HARRISBURG - John Quigley, a longtime environmental advocate and fixture in Pennsylvania politics, resigned Friday as the state's top environmental officer, days after a private email he wrote stoked the latest controversy over his tenure.
The Wolf administration would not say why Quigley abruptly left his post as secretary of the Department of Environmental Protection. Gov. Wolf named the DEP's policy director, Patrick McDonnell, as acting secretary.
"I thank John Quigley for his service to the commonwealth, and I look forward to working with Patrick McDonnell," the governor said in a statement.
Quigley was not available for comment. A longtime and prominent environmental activist before taking office, he is the third member of Wolf's cabinet to leave in less than a year.
His departure came as Wolf was examining whether an email the DEP secretary sent last month to advocacy groups compromised his objectivity, according to a source close to the administration.
The source described that message as "the straw that broke the camel's back," and said Quigley's strained relationships with the legislature and even with administration officials had become a political liability.
In the email, sent from a private account, Quigley expressed frustration about delays both in updates he wanted in the state's oil and gas drilling regulations, as well as in plans for clean air regulation changes, the source said. The changes have been a point of contention between industry officials and environmental and citizen groups.
Two people familiar with the email said Quigley had urged the groups in the message to mobilize and press for action on the regulations.
Shortly after receiving the email, which was first disclosed Thursday by the Capitolwire news service, several advocacy groups, including PennFuture, PennEnvironment, and the Natural Resources Defense Council, used print and radio advertisements to urge an end to some of the delays, supported by Republican and Democratic state senators.
The ads took aim at Democratic Sen. John Yudichak (D., Luzerne), the ranking Democrat on the Senate Environmental Resources and Energy Committee.
The Senate is considering a bill that would extend the amount of time legislators can take to review and require changes to state regulators' plans for cutting power plant carbon emissions - and Yudichak joined all but one Democrat in voting with Republicans on the committee to send the legislation to the Senate floor.
Angered by the ads, Yudichak asked Wolf to determine if they were spurred by Quigley's email to environmental groups.
Yudichak would not discuss the matter Friday, except to say in a statement: "I can only confirm that serious concerns have been raised about the conduct of DEP Secretary John Quigley.

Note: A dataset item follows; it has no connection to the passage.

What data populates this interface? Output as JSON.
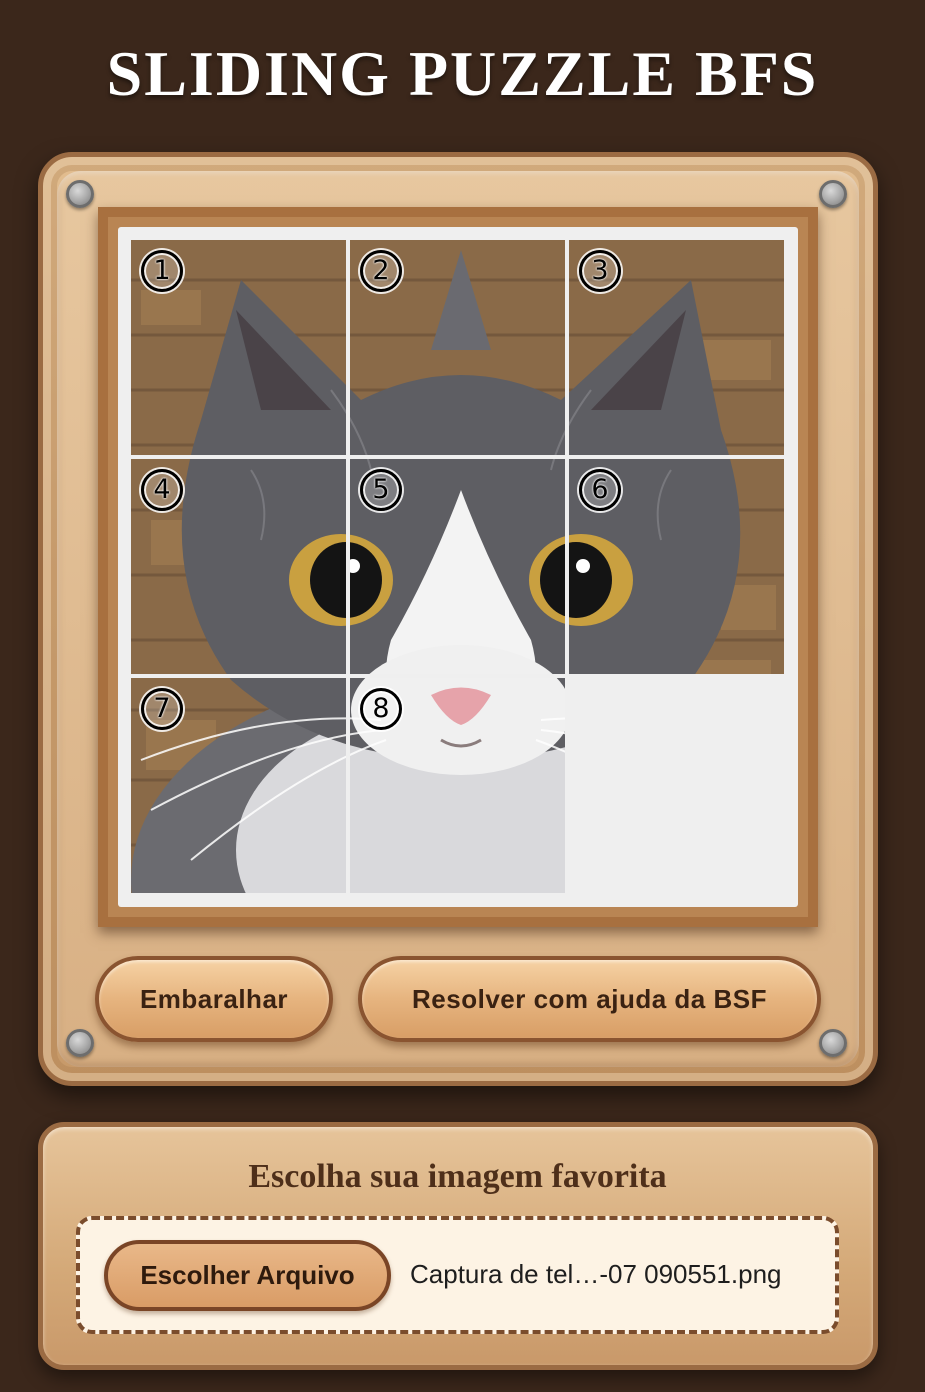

I am working with the administration to secure all relevant facts before I make any further comment on this sensitive matter."
According to the source who read it, Quigley's email did not single out legislators or urge running ads as a course of action.
Quigley, a 56-year-old Democrat, is from Hazleton, where he once served as mayor.
Before being tapped by Wolf to lead the DEP, he served as secretary for the Department of Conservation and Natural Resources under Gov. Ed Rendell. Before and after his time in the Rendell administration, he worked for PennFuture - one of the advocacy groups that aired the ads against Yudichak.
He became the third high-profile administration official to leave Wolf's administration. Wolf's former policy secretary, John Hanger, stepped down this year during the state budget impasse, saying he wanted to spend more time with his family. Last summer, Katie McGinty, Wolf's former chief of staff, resigned to launch her campaign for the U.S. Senate.
Quigley's determination to revise the state's oil and gas drilling regulations reflects a long-fought battle.
The DEP has spent years crafting wide-ranging revisions that include changes to add protections for public resources near well sites, improve standards for cleaning up spills, and require companies to search for abandoned wells near the sites of new wells.
Oil and gas industry representatives contend the regulations would impose unjustified and expensive burdens, while environmental and citizen groups support the changes but also want greater protections.
The state's Independent Regulatory Review Commission approved the update in a divided vote in April. But there has been resistance in the legislature, with a House committee voting this month to block the new rules from taking effect. The full House and Senate would have to approve the resolution to stop the changes.
Legislators who want the rules scrapped - Republicans as well as some Democrats - have argued that the agency did not meet a requirement to differentiate between large-scale shale drilling operations and the shallow oil and gas wells operated by small businesses, and that it failed to meet procedural requirements.
Democratic legislators who have backed the measures have characterized them as commonsense public health protections.